Problem: Every line in the data below that includes "MONTPELLIER" belongs in the answer, copied as it stands.

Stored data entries
▽

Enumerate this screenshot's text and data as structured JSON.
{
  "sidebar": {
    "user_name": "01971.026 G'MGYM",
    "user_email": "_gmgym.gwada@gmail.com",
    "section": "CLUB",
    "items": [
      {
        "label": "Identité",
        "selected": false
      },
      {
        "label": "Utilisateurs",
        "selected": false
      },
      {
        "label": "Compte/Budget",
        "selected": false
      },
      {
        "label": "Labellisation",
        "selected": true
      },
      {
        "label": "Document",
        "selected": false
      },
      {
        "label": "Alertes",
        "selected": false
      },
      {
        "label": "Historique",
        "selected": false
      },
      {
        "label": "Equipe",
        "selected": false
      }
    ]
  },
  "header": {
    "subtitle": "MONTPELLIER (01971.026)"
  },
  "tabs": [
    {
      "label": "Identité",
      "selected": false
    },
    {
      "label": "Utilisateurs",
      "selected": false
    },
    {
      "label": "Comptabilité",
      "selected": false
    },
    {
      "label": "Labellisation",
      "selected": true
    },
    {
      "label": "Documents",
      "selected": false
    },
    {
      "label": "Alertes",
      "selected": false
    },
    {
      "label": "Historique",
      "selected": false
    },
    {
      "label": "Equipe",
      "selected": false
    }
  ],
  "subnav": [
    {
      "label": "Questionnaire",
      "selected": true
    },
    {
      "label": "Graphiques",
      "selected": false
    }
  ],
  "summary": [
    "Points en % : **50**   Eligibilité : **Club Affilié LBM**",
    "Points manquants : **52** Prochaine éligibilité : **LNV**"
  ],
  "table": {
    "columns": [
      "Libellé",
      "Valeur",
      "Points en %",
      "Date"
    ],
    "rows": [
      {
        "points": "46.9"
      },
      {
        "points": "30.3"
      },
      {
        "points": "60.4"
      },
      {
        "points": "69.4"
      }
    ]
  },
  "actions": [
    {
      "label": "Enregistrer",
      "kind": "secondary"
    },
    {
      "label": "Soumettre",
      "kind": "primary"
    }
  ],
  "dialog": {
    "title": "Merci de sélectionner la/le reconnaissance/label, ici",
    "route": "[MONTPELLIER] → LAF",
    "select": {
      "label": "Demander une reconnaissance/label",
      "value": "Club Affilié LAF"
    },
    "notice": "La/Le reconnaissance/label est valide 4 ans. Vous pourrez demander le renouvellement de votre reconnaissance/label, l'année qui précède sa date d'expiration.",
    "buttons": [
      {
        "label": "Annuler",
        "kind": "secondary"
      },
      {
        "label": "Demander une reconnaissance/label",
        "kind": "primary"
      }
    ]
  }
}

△

Solution to this task:
    "subtitle": "MONTPELLIER (01971.026)"
    "route": "[MONTPELLIER] → LAF",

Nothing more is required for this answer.